—William Barta, corporate imaging director
Fairview Health Services, Minneapolis, Minnesota

With responsibility for imaging operations across the seven-hospital health system, Barta oversees inpatient and outpatient operations, business development, and systemization. Just as bringing on a new service line at the right time can have a positive effect on the overall financial health of the institution, so can the overestimation of capital needs (and failure to control expenses or capture charges) negatively affect profitability.

Vital Focus Areas
Since Barta’s arrival 18 months ago, the imaging leadership team has focused on four key areas to bring costs under control and maximize revenue: equipment service and support, identifying and systematizing best practices in productivity, leveraging capital buys, and optimizing outpatient charge capture.

In-house Versus OEM Service.—Fairview Health Services has launched a major initiative to bring engineering in-house, to be rolled up through Barta. “We are paying a substantial amount of money to OEMs—a staggering amount—and we believe that over time, we will be able to lower that cost by 40%,” Barta explains. “It’s a matter of looking for a low-cost alternative for which we don’t have to sacrifice service, either.
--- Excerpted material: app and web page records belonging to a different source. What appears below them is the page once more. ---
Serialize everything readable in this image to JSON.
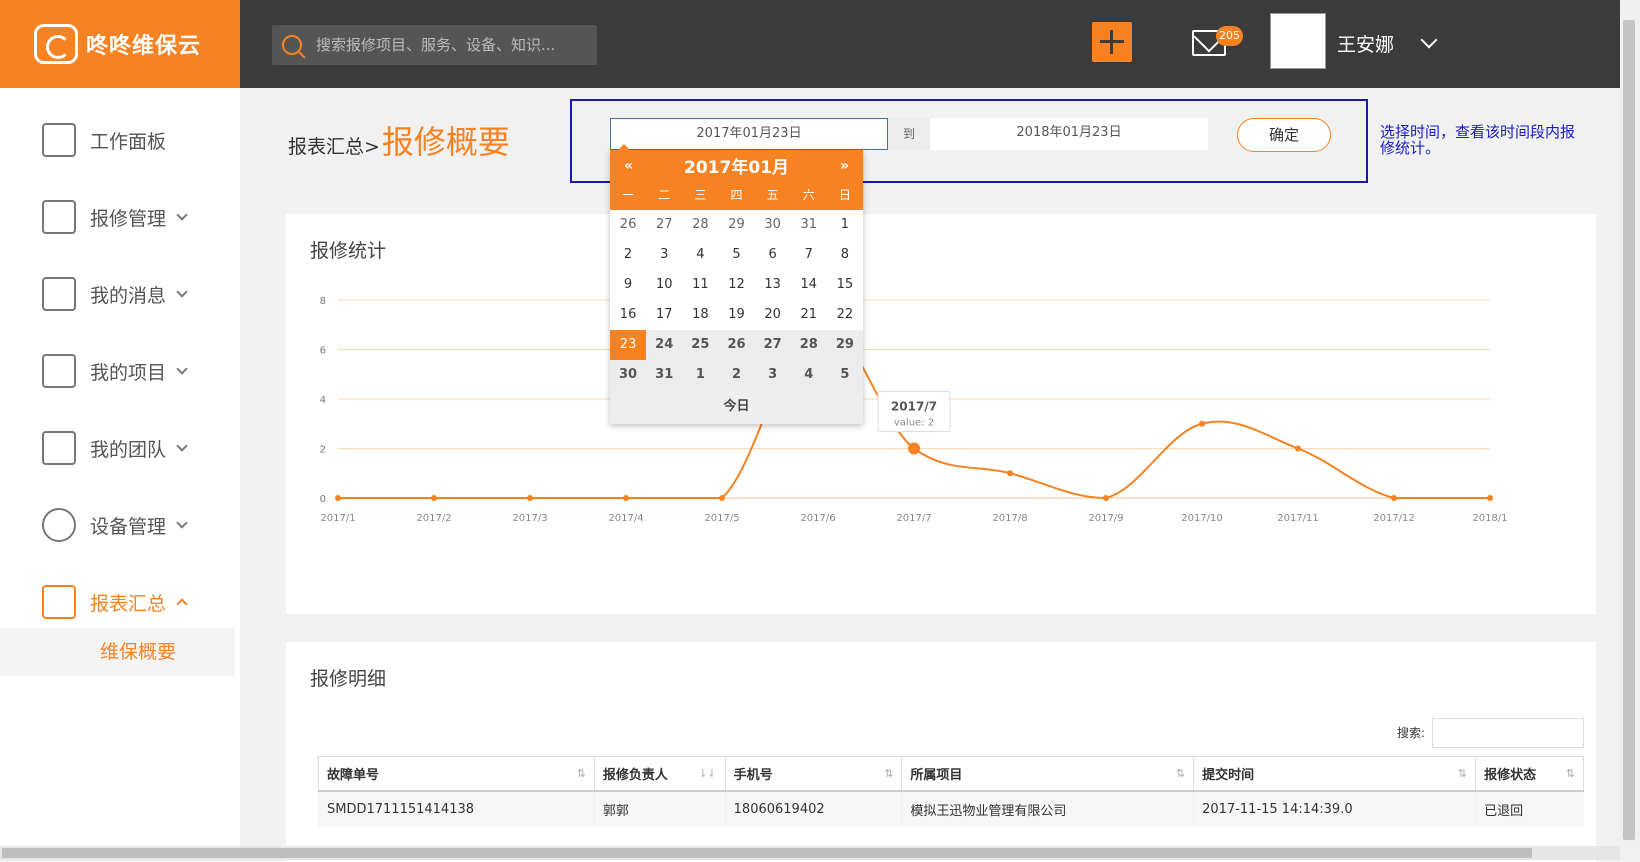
{
  "brand": {
    "name": "咚咚维保云"
  },
  "header": {
    "search_placeholder": "搜索报修项目、服务、设备、知识...",
    "mail_count": "205",
    "user_name": "王安娜"
  },
  "sidebar": {
    "items": [
      {
        "label": "工作面板",
        "icon": "edit-board-icon"
      },
      {
        "label": "报修管理",
        "icon": "tools-icon"
      },
      {
        "label": "我的消息",
        "icon": "envelope-icon"
      },
      {
        "label": "我的项目",
        "icon": "clipboard-icon"
      },
      {
        "label": "我的团队",
        "icon": "building-icon"
      },
      {
        "label": "设备管理",
        "icon": "fan-icon"
      },
      {
        "label": "报表汇总",
        "icon": "chart-icon"
      }
    ],
    "sub_item": "维保概要"
  },
  "breadcrumb": {
    "parent": "报表汇总>",
    "current": "报修概要"
  },
  "date_range": {
    "start": "2017年01月23日",
    "to": "到",
    "end": "2018年01月23日",
    "confirm": "确定",
    "hint": "选择时间，查看该时间段内报修统计。"
  },
  "datepicker": {
    "prev": "«",
    "title": "2017年01月",
    "next": "»",
    "weekdays": [
      "一",
      "二",
      "三",
      "四",
      "五",
      "六",
      "日"
    ],
    "days": [
      [
        "26",
        "27",
        "28",
        "29",
        "30",
        "31",
        "1"
      ],
      [
        "2",
        "3",
        "4",
        "5",
        "6",
        "7",
        "8"
      ],
      [
        "9",
        "10",
        "11",
        "12",
        "13",
        "14",
        "15"
      ],
      [
        "16",
        "17",
        "18",
        "19",
        "20",
        "21",
        "22"
      ],
      [
        "23",
        "24",
        "25",
        "26",
        "27",
        "28",
        "29"
      ],
      [
        "30",
        "31",
        "1",
        "2",
        "3",
        "4",
        "5"
      ]
    ],
    "selected": "23",
    "today": "今日"
  },
  "stats_panel": {
    "title": "报修统计"
  },
  "chart_data": {
    "type": "line",
    "categories": [
      "2017/1",
      "2017/2",
      "2017/3",
      "2017/4",
      "2017/5",
      "2017/6",
      "2017/7",
      "2017/8",
      "2017/9",
      "2017/10",
      "2017/11",
      "2017/12",
      "2018/1"
    ],
    "values": [
      0,
      0,
      0,
      0,
      0,
      7,
      2,
      1,
      0,
      3,
      2,
      0,
      0
    ],
    "yticks": [
      0,
      2,
      4,
      6,
      8
    ],
    "ylim": [
      0,
      8
    ],
    "grid": true,
    "color": "#f78222",
    "tooltip": {
      "label": "2017/7",
      "text": "value: 2"
    }
  },
  "detail_panel": {
    "title": "报修明细",
    "search_label": "搜索:",
    "columns": [
      "故障单号",
      "报修负责人",
      "手机号",
      "所属项目",
      "提交时间",
      "报修状态"
    ],
    "rows": [
      [
        "SMDD1711151414138",
        "郭郭",
        "18060619402",
        "模拟王迅物业管理有限公司",
        "2017-11-15 14:14:39.0",
        "已退回"
      ]
    ]
  }
}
From my experience in other systems, there is a pride in ownership—an energy and a zeal to give you better service than someone coming in from the outside would give you.”
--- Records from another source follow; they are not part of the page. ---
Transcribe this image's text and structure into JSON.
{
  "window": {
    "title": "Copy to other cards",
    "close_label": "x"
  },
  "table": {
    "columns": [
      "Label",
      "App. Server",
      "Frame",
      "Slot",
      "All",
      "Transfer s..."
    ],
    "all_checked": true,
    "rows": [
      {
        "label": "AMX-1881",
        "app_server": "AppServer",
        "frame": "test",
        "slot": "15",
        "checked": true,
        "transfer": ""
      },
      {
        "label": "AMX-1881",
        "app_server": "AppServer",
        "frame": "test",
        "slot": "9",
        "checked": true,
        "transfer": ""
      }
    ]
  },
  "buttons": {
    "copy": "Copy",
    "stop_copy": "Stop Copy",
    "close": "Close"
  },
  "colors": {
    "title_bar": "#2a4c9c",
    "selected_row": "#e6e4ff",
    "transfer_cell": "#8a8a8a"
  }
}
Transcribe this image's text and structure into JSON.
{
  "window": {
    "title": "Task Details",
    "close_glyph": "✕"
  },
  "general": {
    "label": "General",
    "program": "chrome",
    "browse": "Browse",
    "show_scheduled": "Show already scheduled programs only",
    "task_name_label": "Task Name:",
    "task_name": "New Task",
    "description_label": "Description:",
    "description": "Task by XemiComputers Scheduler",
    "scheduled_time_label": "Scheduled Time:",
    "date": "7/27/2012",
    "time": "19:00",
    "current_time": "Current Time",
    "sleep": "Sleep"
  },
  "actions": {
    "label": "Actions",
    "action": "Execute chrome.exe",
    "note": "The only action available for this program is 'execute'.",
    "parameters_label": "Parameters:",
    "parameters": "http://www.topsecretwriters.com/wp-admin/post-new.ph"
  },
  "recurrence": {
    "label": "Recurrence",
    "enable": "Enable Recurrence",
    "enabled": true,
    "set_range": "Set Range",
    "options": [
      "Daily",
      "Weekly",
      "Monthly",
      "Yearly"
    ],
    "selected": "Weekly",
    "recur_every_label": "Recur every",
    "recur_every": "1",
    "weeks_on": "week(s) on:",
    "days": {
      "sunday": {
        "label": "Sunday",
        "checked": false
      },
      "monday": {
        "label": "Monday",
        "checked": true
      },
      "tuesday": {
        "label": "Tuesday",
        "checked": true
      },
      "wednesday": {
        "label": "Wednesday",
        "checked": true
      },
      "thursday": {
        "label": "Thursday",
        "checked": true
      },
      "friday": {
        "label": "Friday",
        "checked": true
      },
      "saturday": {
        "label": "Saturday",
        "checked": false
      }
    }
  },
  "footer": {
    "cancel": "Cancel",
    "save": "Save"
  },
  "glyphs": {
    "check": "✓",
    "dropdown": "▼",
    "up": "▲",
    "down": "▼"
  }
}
The only modalities that Fairview Health Services engineers will not service will be the one-off units (for instance, a single 3T MRI system, if one is acquired). If there are multiple units, a Fairview Health Services engineer will be sent for service training.
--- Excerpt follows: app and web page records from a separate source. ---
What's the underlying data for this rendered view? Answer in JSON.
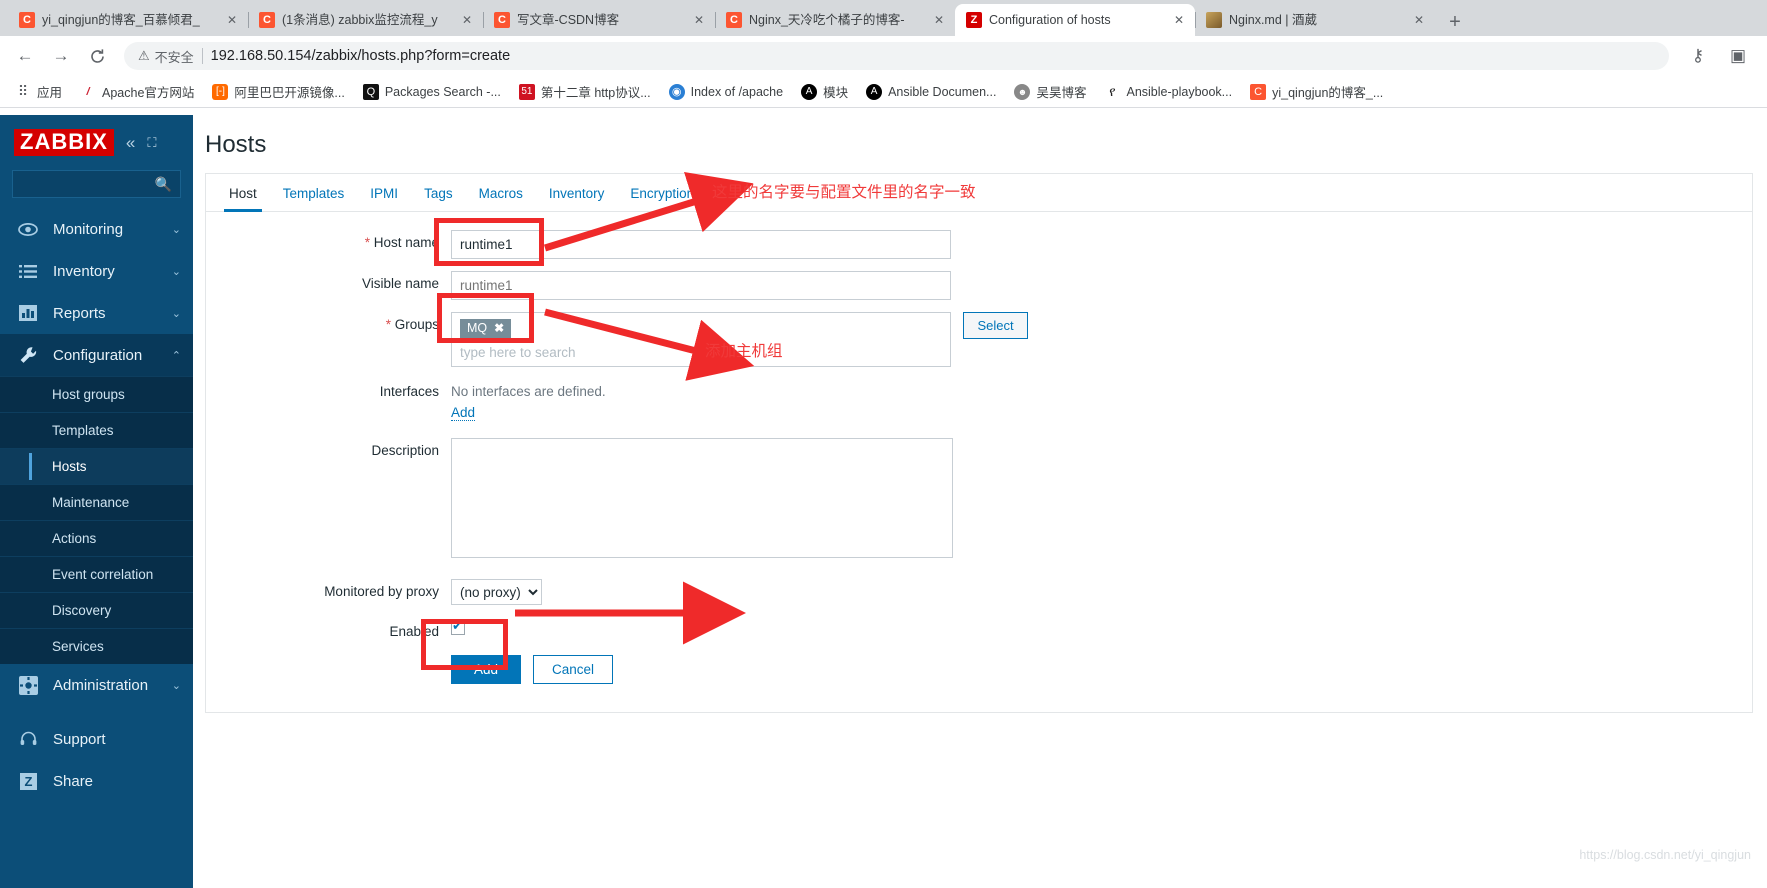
{
  "browser": {
    "tabs": [
      {
        "favicon": "csdn-icon",
        "title": "yi_qingjun的博客_百慕倾君_",
        "active": false
      },
      {
        "favicon": "csdn-icon",
        "title": "(1条消息) zabbix监控流程_y",
        "active": false
      },
      {
        "favicon": "csdn-icon",
        "title": "写文章-CSDN博客",
        "active": false
      },
      {
        "favicon": "csdn-icon",
        "title": "Nginx_天冷吃个橘子的博客-",
        "active": false
      },
      {
        "favicon": "zabbix-icon",
        "title": "Configuration of hosts",
        "active": true
      },
      {
        "favicon": "image-icon",
        "title": "Nginx.md | 酒葳",
        "active": false
      }
    ],
    "new_tab_label": "+",
    "close_label": "✕",
    "nav": {
      "back": "←",
      "forward": "→",
      "reload": "C",
      "key_icon": "⚷",
      "extension_icon": "▣"
    },
    "omnibox": {
      "warning_icon": "⚠",
      "warning_text": "不安全",
      "url": "192.168.50.154/zabbix/hosts.php?form=create"
    },
    "bookmarks": [
      {
        "icon": "apps-grid-icon",
        "label": "应用"
      },
      {
        "icon": "apache-feather-icon",
        "label": "Apache官方网站"
      },
      {
        "icon": "alibaba-icon",
        "label": "阿里巴巴开源镜像..."
      },
      {
        "icon": "magnifier-icon",
        "label": "Packages Search -..."
      },
      {
        "icon": "51cto-icon",
        "label": "第十二章 http协议..."
      },
      {
        "icon": "globe-icon",
        "label": "Index of /apache"
      },
      {
        "icon": "ansible-icon",
        "label": "模块"
      },
      {
        "icon": "ansible-icon",
        "label": "Ansible Documen..."
      },
      {
        "icon": "avatar-icon",
        "label": "吴昊博客"
      },
      {
        "icon": "playbook-icon",
        "label": "Ansible-playbook..."
      },
      {
        "icon": "csdn-icon",
        "label": "yi_qingjun的博客_..."
      }
    ]
  },
  "zabbix": {
    "logo": "ZABBIX",
    "collapse_icon": "«",
    "expand_icon": "⛶",
    "search_placeholder": "",
    "search_icon": "search-icon",
    "nav": [
      {
        "label": "Monitoring",
        "icon": "eye-icon",
        "caret": "⌄",
        "expanded": false
      },
      {
        "label": "Inventory",
        "icon": "list-icon",
        "caret": "⌄",
        "expanded": false
      },
      {
        "label": "Reports",
        "icon": "chart-icon",
        "caret": "⌄",
        "expanded": false
      },
      {
        "label": "Configuration",
        "icon": "wrench-icon",
        "caret": "⌃",
        "expanded": true
      }
    ],
    "config_sub": [
      {
        "label": "Host groups",
        "active": false
      },
      {
        "label": "Templates",
        "active": false
      },
      {
        "label": "Hosts",
        "active": true
      },
      {
        "label": "Maintenance",
        "active": false
      },
      {
        "label": "Actions",
        "active": false
      },
      {
        "label": "Event correlation",
        "active": false
      },
      {
        "label": "Discovery",
        "active": false
      },
      {
        "label": "Services",
        "active": false
      }
    ],
    "nav_bottom": [
      {
        "label": "Administration",
        "icon": "gear-icon",
        "caret": "⌄"
      }
    ],
    "nav_footer": [
      {
        "label": "Support",
        "icon": "headset-icon"
      },
      {
        "label": "Share",
        "icon": "zabbix-z-icon"
      }
    ]
  },
  "page": {
    "title": "Hosts",
    "tabs": [
      {
        "label": "Host",
        "selected": true
      },
      {
        "label": "Templates",
        "selected": false
      },
      {
        "label": "IPMI",
        "selected": false
      },
      {
        "label": "Tags",
        "selected": false
      },
      {
        "label": "Macros",
        "selected": false
      },
      {
        "label": "Inventory",
        "selected": false
      },
      {
        "label": "Encryption",
        "selected": false
      }
    ],
    "form": {
      "host_name_label": "Host name",
      "host_name_value": "runtime1",
      "visible_name_label": "Visible name",
      "visible_name_placeholder": "runtime1",
      "groups_label": "Groups",
      "groups_chips": [
        {
          "label": "MQ",
          "remove": "✖"
        }
      ],
      "groups_placeholder": "type here to search",
      "select_button": "Select",
      "interfaces_label": "Interfaces",
      "interfaces_value": "No interfaces are defined.",
      "interfaces_add_link": "Add",
      "description_label": "Description",
      "description_value": "",
      "proxy_label": "Monitored by proxy",
      "proxy_value": "(no proxy)",
      "proxy_options": [
        "(no proxy)"
      ],
      "enabled_label": "Enabled",
      "enabled_checked": true,
      "required_marker": "*"
    },
    "buttons": {
      "add": "Add",
      "cancel": "Cancel"
    },
    "watermark": "https://blog.csdn.net/yi_qingjun"
  },
  "annotations": {
    "accent_color": "#ef2a2a",
    "note_host_name": "这里的名字要与配置文件里的名字一致",
    "note_groups": "添加主机组"
  }
}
Improving Productivity.—The second-largest cost-containment initiative at Fairview Health Services has been a focus on productivity based on studying the system, retaining consultants, and uncovering and disseminating best practices. “We continue to work on best practices, looking at our system and looking at our people: How are they doing from a productivity perspective, how are they doing from an expense perspective, what are they doing differently from the other sites, and how can we roll out that best practice?” Barta says. “We are always tweaking our productivity numbers and the way that we look at our productivity, considering the fact that payroll is one of our largest expenses.”

A System Approach to Imaging Capital.—An ongoing initiative of Barta’s is to create what he calls a funnel through which capital-equipment purchases are filtered for the purpose of uncovering opportunities to leverage not just capital buys, but time-of-year buys offered by vendors. While Barta is quick to state that he is not interested in steering clinical capital decisions, he does admit frustration with highly fragmented purchasing practices for imaging equipment across both hospitals and departments.

“All of the imaging folks are doing their own thing, and working the justification process to buy what they need when they think they need it,” he acknowledges. “They call the vendors, do the due diligence, and negotiate the pricing.”

Barta plans to have all imaging capital requests—whether originating in radiology, cardiology, obstetrics/gynecology, or another department—go through a designated person